But that’s the thing: Each of us is on our own journey and following our own path. Time is meaningless here, and comparisons are doubly so. It took me a year and a half to work up the courage to start going to pre-work freestyle sessions because I was so intimidated by the caliber of talent dominating that ice–and by how much of it was just a fraction of my age. I’m 35 and I still haven’t figured out how to go a day or two without walking into a wall. The personal blog I very, very casually maintain is a monument to both my natural flightiness and how ruled by fear my second chance at skating is. All things considered, given how brutally I have mentally sabotaged my own love of skating by holding myself back and not getting the most out of my time back on the ice, I’m doing just fine.
I love this sport. And I ab-so-luuuutely have to remind myself that I love this sport. Which I think is exactly how it should be: It’s that balance of challenge and reward that makes this sport so irresistible.
Because, like anything worth chasing, skating might be stingy with its rewards but the harder you grind away, the better that breakthrough feels.
But between those AHA! moments when the heavens open and a choir of angels sings of your divine ability, there are hours and hours and hoooours of repetitive practice and constellations of bruises and a whole lot of self-doubt.

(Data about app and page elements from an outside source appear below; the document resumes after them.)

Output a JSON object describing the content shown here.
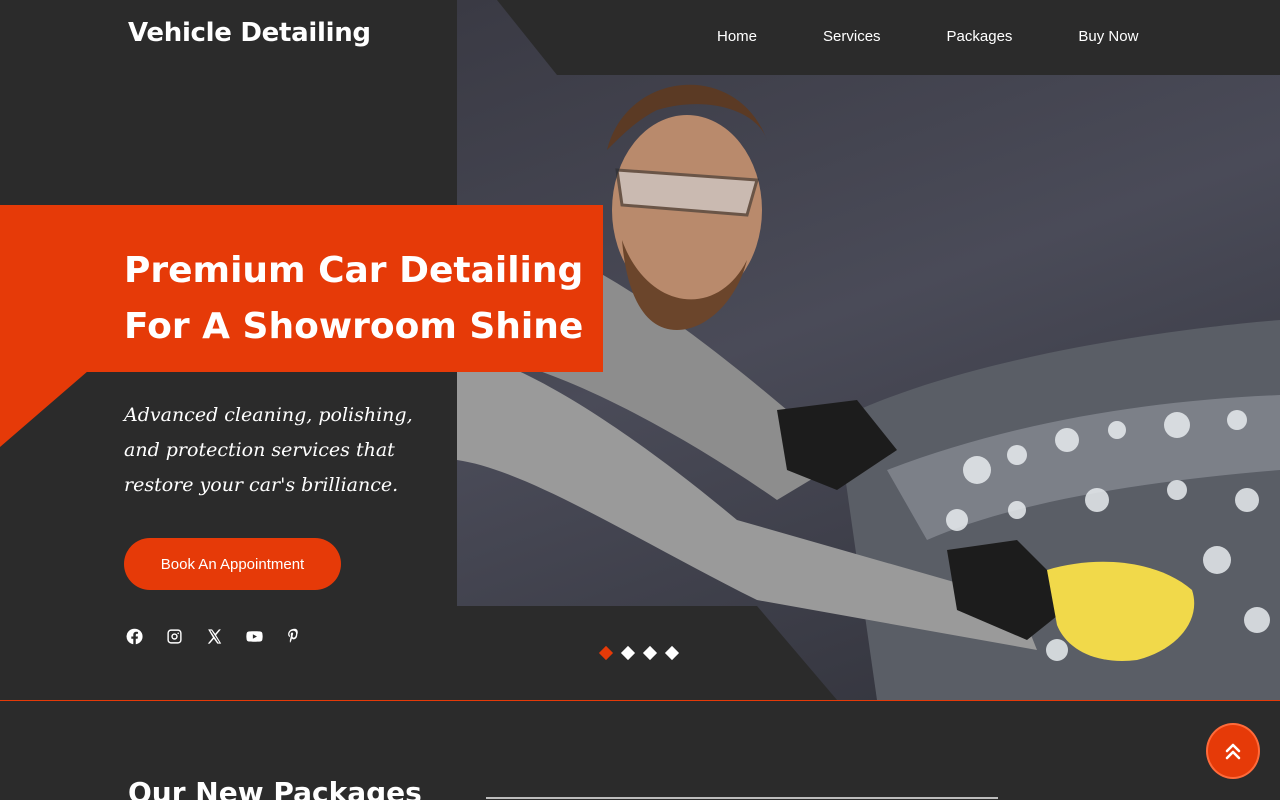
{
  "brand": {
    "name": "Vehicle Detailing",
    "accent": "#e63a08",
    "background": "#2b2b2b"
  },
  "nav": {
    "items": [
      {
        "label": "Home"
      },
      {
        "label": "Services"
      },
      {
        "label": "Packages"
      },
      {
        "label": "Buy Now"
      }
    ]
  },
  "hero": {
    "headline": "Premium Car Detailing For A Showroom Shine",
    "subtitle": "Advanced cleaning, polishing, and protection services that restore your car's brilliance.",
    "cta_label": "Book An Appointment",
    "slider": {
      "total": 4,
      "active_index": 0
    }
  },
  "socials": [
    "facebook-icon",
    "instagram-icon",
    "x-twitter-icon",
    "youtube-icon",
    "pinterest-icon"
  ],
  "packages_section": {
    "title": "Our New Packages"
  },
  "back_to_top": {
    "icon": "double-chevron-up-icon"
  }
}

And that’s where the adult-skater community shines. For someone who shied away from team sorts, the camaraderie and support among my skating siblings from my home rink to my IG friends is what what buoys me through the plateaus in both skating progress and skating passion. I’ve been asked for relationship advice while lacing up our skates. I have had some of the best mutual therapy sessions during warm-up laps. The group chats I have with my IRL skating sisters are sprinkled with inside jokes and Real Talk. And we’re all eager to give advice and play cheerleader when any one of us hits a wall. I never thought I’d be surrounded by so many people who can fill an ice rink with the warmth of home because they’ve taken a competitive sport and turned it into a community. We don’t just get up: We help each other up.
This time next week, I’ll be in Lake Placid for its Adult Skating Weekend. It’ll be my second time going, and… yeah, I am so excited to skate more in just one day than I do some weeks (because the worst part of being an adult skater is that the skating part often gets eclipsed by adulting) and to do it on Olympic ice, but it’s the instant sense of being among my people that I’m dying to revisit the most–and you know the company’s gotta be good if the introvert is excited about socializing for three solid days. I could not stop raving about the experience last year, so brace yourselves: Exclamation points are coming.